Welcome to the new FoodService Director

After 25 years, FSD gets a facelift.

Twenty-five years ago FoodService Director published its first issue. On this silver anniversary, we’re pleased to unveil the all new FSD.

It’s been six years since this magazine last received a face-lift, and in those years much has changed. Food-related media has skyrocketed. Food trucks took to the streets. Gluten free has replaced sustainability as the industry’s hot topic. Smartphones and tablets grace the hands of even your youngest customers. And, perhaps the biggest influencer of all, the economy crashed.

Non-commercial foodservice has changed, and the pages of this magazine have been redesigned to reflect your changing—and growing—job responsibilities.

Your time is precious. With an ever-increasing to-do list, we understand that you often don’t have an hour or two to peruse the pages of a magazine. With that in mind, we’ve made several significant changes to the way we provide information to you. In the front of the book you’ll find several short stories on each page. These items are designed to give you the information you need to know in an easily digestible format.

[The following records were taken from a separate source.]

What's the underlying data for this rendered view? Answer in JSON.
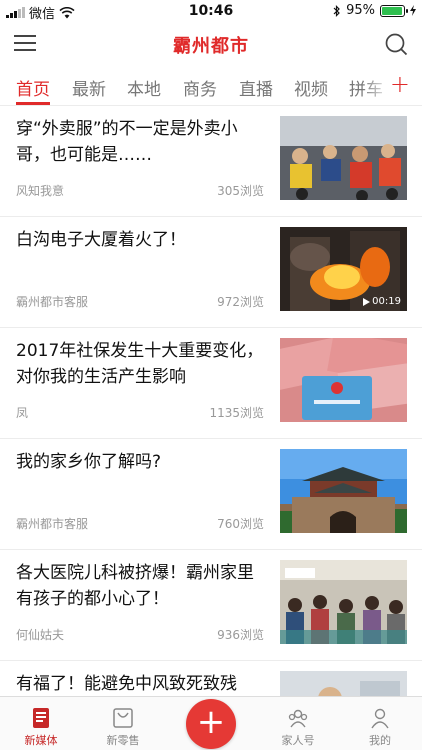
{
  "status_bar": {
    "carrier": "微信",
    "time": "10:46",
    "battery": "95%",
    "battery_level": 0.95
  },
  "header": {
    "title": "霸州都市",
    "menu_icon": "menu-icon",
    "search_icon": "search-icon"
  },
  "tabs": [
    {
      "label": "首页",
      "active": true
    },
    {
      "label": "最新"
    },
    {
      "label": "本地"
    },
    {
      "label": "商务"
    },
    {
      "label": "直播"
    },
    {
      "label": "视频"
    },
    {
      "label": "拼车"
    }
  ],
  "tab_add_icon": "plus-icon",
  "feed": [
    {
      "title": "穿“外卖服”的不一定是外卖小哥，也可能是……",
      "source": "风知我意",
      "views": "305浏览",
      "image": "scooter-riders-photo"
    },
    {
      "title": "白沟电子大厦着火了！",
      "source": "霸州都市客服",
      "views": "972浏览",
      "image": "building-fire-video",
      "duration": "00:19"
    },
    {
      "title": "2017年社保发生十大重要变化，对你我的生活产生影响",
      "source": "凤",
      "views": "1135浏览",
      "image": "social-security-card-photo"
    },
    {
      "title": "我的家乡你了解吗?",
      "source": "霸州都市客服",
      "views": "760浏览",
      "image": "city-gate-photo"
    },
    {
      "title": "各大医院儿科被挤爆！霸州家里有孩子的都小心了！",
      "source": "何仙姑夫",
      "views": "936浏览",
      "image": "hospital-crowd-photo"
    },
    {
      "title": "有福了！能避免中风致死致残",
      "source": "",
      "views": "",
      "image": "doctor-photo"
    }
  ],
  "bottom_nav": [
    {
      "label": "新媒体",
      "icon": "news-icon",
      "active": true
    },
    {
      "label": "新零售",
      "icon": "shopping-bag-icon"
    },
    {
      "label": "",
      "icon": "add-icon"
    },
    {
      "label": "家人号",
      "icon": "family-icon"
    },
    {
      "label": "我的",
      "icon": "profile-icon"
    }
  ],
  "colors": {
    "accent": "#e02a2a",
    "text": "#111111",
    "muted": "#999999"
  }
}
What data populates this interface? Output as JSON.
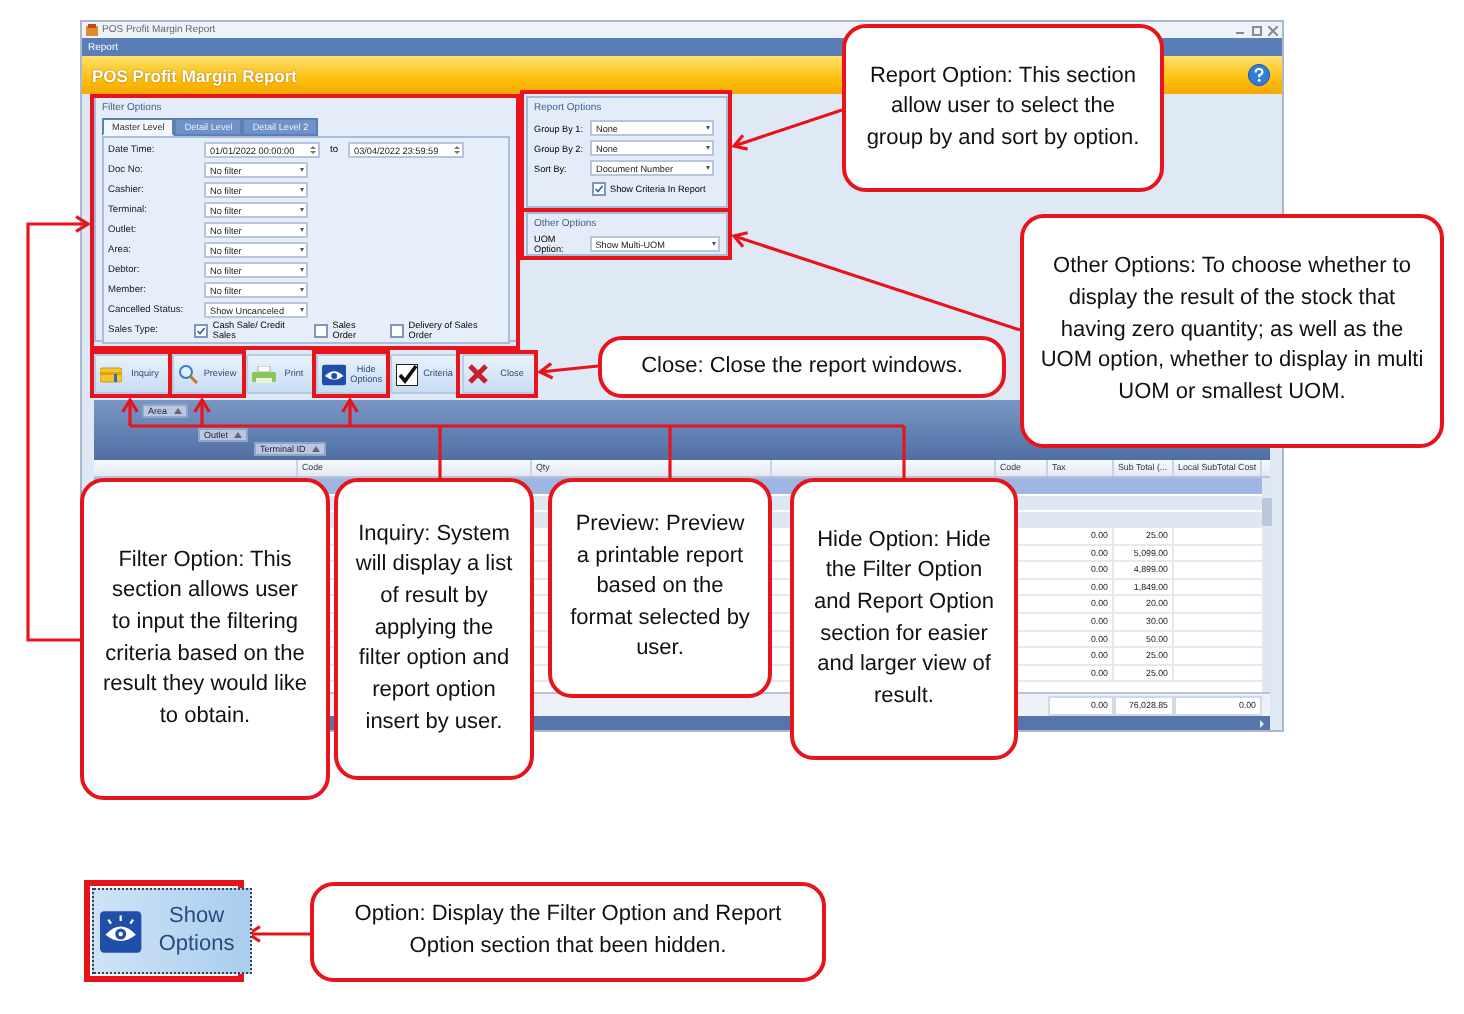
{
  "window": {
    "title": "POS Profit Margin Report"
  },
  "menu": [
    "Report"
  ],
  "header": {
    "title": "POS Profit Margin Report"
  },
  "filter_options": {
    "title": "Filter Options",
    "tabs": [
      {
        "label": "Master Level",
        "selected": true
      },
      {
        "label": "Detail Level",
        "selected": false
      },
      {
        "label": "Detail Level 2",
        "selected": false
      }
    ],
    "date_time": {
      "label": "Date Time:",
      "from": "01/01/2022 00:00:00",
      "to_label": "to",
      "to": "03/04/2022 23:59:59"
    },
    "fields": [
      {
        "label": "Doc No:",
        "value": "No filter"
      },
      {
        "label": "Cashier:",
        "value": "No filter"
      },
      {
        "label": "Terminal:",
        "value": "No filter"
      },
      {
        "label": "Outlet:",
        "value": "No filter"
      },
      {
        "label": "Area:",
        "value": "No filter"
      },
      {
        "label": "Debtor:",
        "value": "No filter"
      },
      {
        "label": "Member:",
        "value": "No filter"
      },
      {
        "label": "Cancelled Status:",
        "value": "Show Uncanceled"
      }
    ],
    "sales_type": {
      "label": "Sales Type:",
      "options": [
        {
          "label": "Cash Sale/ Credit Sales",
          "checked": true
        },
        {
          "label": "Sales Order",
          "checked": false
        },
        {
          "label": "Delivery of Sales Order",
          "checked": false
        }
      ]
    }
  },
  "report_options": {
    "title": "Report Options",
    "fields": [
      {
        "label": "Group By 1:",
        "value": "None"
      },
      {
        "label": "Group By 2:",
        "value": "None"
      },
      {
        "label": "Sort By:",
        "value": "Document Number"
      }
    ],
    "show_criteria": {
      "label": "Show Criteria In Report",
      "checked": true
    }
  },
  "other_options": {
    "title": "Other Options",
    "fields": [
      {
        "label": "UOM Option:",
        "value": "Show Multi-UOM"
      }
    ]
  },
  "toolbar": [
    {
      "label": "Inquiry",
      "kind": "inquiry"
    },
    {
      "label": "Preview",
      "kind": "preview"
    },
    {
      "label": "Print",
      "kind": "print"
    },
    {
      "label": "Hide Options",
      "kind": "options"
    },
    {
      "label": "Criteria",
      "kind": "criteria"
    },
    {
      "label": "Close",
      "kind": "close"
    }
  ],
  "grid": {
    "group_chips": [
      "Area",
      "Outlet",
      "Terminal ID"
    ],
    "columns": [
      {
        "header": "Code"
      },
      {
        "header": "Qty"
      },
      {
        "header": "Code"
      },
      {
        "header": "Tax"
      },
      {
        "header": "Sub Total (..."
      },
      {
        "header": "Local SubTotal Cost"
      }
    ],
    "rows": [
      {
        "tax": "0.00",
        "sub_total": "25.00"
      },
      {
        "tax": "0.00",
        "sub_total": "5,099.00"
      },
      {
        "tax": "0.00",
        "sub_total": "4,899.00"
      },
      {
        "tax": "0.00",
        "sub_total": "1,849.00"
      },
      {
        "tax": "0.00",
        "sub_total": "20.00"
      },
      {
        "tax": "0.00",
        "sub_total": "30.00"
      },
      {
        "tax": "0.00",
        "sub_total": "50.00"
      },
      {
        "tax": "0.00",
        "sub_total": "25.00"
      },
      {
        "tax": "0.00",
        "sub_total": "25.00"
      }
    ],
    "footer": {
      "tax": "0.00",
      "sub_total": "76,028.85",
      "local_subtotal_cost": "0.00"
    }
  },
  "callouts": [
    "Report Option: This section allow user to select the group by and sort by option.",
    "Other Options: To choose whether to display the result of the stock that having zero quantity; as well as the UOM option, whether to display in multi UOM or smallest UOM.",
    "Close: Close the report windows.",
    "Filter Option: This section allows user to input the filtering criteria based on the result they would like to obtain.",
    "Inquiry: System will display a list of result by applying the filter option and report option insert by user.",
    "Preview: Preview a printable report based on the format selected by user.",
    "Hide Option: Hide the Filter Option and Report Option section for easier and larger view of result.",
    "Option: Display the Filter Option and Report Option section that been hidden."
  ],
  "show_options_button": {
    "label": "Show Options"
  }
}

Our front-of-book sections include:

  • What You Need to Know: These stories about the news and programs that are shaping the industry will inform you on what’s happening in non-commercial foodservice.
  • Emerging Trends: These are the stories that we think will affect the development of your programs. And because we recognize that there are so many influencers outside of the non-commercial industry, we’ll be sharing ideas from our colleagues in commercial restaurants, c-stores and industry partners on this page.
  • Managing Your Business: You’re being tasked to do more with less. But that doesn’t mean innovation can’t occur. On this page we’ll profile some operations that have found a way to control their costs without stifling creativity.
  • Steal This Idea: One of the carryovers from the previous FSD magazine, this popular page will remain in the new incarnation
Keywords: 
new concepts

More From FoodService Director

Industry News & Opinion

In an effort to reduce turnover, lunchroom supervisors at elementary schools in a Chicago-area district will see an increase in pay at the start of the new school year, the Chicago Tribune reports .

The board of education for Park Ridge-Niles School District 64 on Aug. 8 approved a proposal to increase wages for those supervisors, boosting starting pay from from $12 to $14 an hour. Returning employees who already earn above the new rate will see an hourly increase of 2%.

Assistant Superintendent for Human Resources Joel Martin said he hopes the increased wages will allow...

Ideas and Innovation
coffee shop trailor graphic

A familiar face is coming to the roads of Rutgers University this fall: the Starbucks mermaid. The New Brunswick, N.J.-based school is testing a Starbucks truck throughout the upcoming semester, NJ.com reports . The company began testing trucks on college campuses in 2014, and now has mobile locations at Arizona State University, James Madison University in Virginia, East Carolina University in North Carolina and Sacramento State in California.

The trucks will serve the full lineup of Starbucks beverages that’s available at the outlet’s brick-and-mortar location at Rutgers,...

Industry News & Opinion

A study from Virginia Tech has found a connection between school meal participation and obesity in students. From data that predates the Healthy, Hunger-Free Kids Act , the findings raise questions over whether nutrition standards go far enough.

The research evaluated data from 1998 to 2007, comparing first through eighth grade students who partook in free and reduced-price lunch and those who qualified but opted out. Wen You, associate professor in the Department of Agriculture and Applied Economics at Virginia Tech, says she expected to validate theories that increased breakfast...

Industry News & Opinion

Buffalo Public Schools is turning to local chefs and a little competition to help create new menu items, the Buffalo News reports .

In October, local chefs will compete against each other and a team of seven to 10 students led by chef Bobby Anderson, a former contestant on “Hell’s Kitchen,” to create lunch recipes that comply with USDA nutritional requirements and use seasonal produce sourced locally.

“This Chef Challenge is another way to engage our youth in a fun, friendly competition with local area chefs who can help create appealing recipes that will be incorporated...

FSD Resources